Go through the entries and count the lines with the string "Search" in them. Give only that number.

*Component data from apps and pages:*
"""
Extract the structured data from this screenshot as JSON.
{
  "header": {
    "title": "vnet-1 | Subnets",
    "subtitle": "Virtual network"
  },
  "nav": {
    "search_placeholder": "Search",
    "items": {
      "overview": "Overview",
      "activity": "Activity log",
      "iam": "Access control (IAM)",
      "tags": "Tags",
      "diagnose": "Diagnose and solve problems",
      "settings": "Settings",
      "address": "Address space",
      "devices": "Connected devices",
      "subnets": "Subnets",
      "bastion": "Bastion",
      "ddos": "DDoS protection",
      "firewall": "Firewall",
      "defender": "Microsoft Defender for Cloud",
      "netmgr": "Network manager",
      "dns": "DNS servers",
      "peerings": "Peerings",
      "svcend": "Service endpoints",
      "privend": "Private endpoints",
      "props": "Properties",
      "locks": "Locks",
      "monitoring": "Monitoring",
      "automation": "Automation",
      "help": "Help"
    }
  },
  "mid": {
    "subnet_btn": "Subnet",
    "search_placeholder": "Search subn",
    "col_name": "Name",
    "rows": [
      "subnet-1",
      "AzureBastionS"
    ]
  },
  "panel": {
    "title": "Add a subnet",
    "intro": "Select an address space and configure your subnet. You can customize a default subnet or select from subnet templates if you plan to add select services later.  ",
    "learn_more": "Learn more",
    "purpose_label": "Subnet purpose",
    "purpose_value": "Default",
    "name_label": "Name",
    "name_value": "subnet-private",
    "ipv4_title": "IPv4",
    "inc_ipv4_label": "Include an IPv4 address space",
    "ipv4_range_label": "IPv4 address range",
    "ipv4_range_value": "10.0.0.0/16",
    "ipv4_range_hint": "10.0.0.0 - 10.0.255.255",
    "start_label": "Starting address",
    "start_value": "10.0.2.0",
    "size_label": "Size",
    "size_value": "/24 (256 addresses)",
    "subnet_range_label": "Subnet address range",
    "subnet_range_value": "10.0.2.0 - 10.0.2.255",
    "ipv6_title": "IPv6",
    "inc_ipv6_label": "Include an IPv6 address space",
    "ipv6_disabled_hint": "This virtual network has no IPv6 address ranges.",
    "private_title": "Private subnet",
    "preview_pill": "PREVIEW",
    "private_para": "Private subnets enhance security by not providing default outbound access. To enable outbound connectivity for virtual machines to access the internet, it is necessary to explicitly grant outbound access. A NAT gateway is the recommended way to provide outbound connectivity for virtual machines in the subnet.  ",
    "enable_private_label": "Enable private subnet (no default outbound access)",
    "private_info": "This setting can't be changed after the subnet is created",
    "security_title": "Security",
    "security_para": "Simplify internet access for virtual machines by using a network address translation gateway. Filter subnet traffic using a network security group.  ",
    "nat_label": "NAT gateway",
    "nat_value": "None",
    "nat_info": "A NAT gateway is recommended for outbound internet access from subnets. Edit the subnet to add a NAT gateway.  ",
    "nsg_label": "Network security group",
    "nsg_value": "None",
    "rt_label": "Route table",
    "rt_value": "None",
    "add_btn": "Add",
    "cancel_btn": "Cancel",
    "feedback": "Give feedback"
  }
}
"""
*Response box:* 2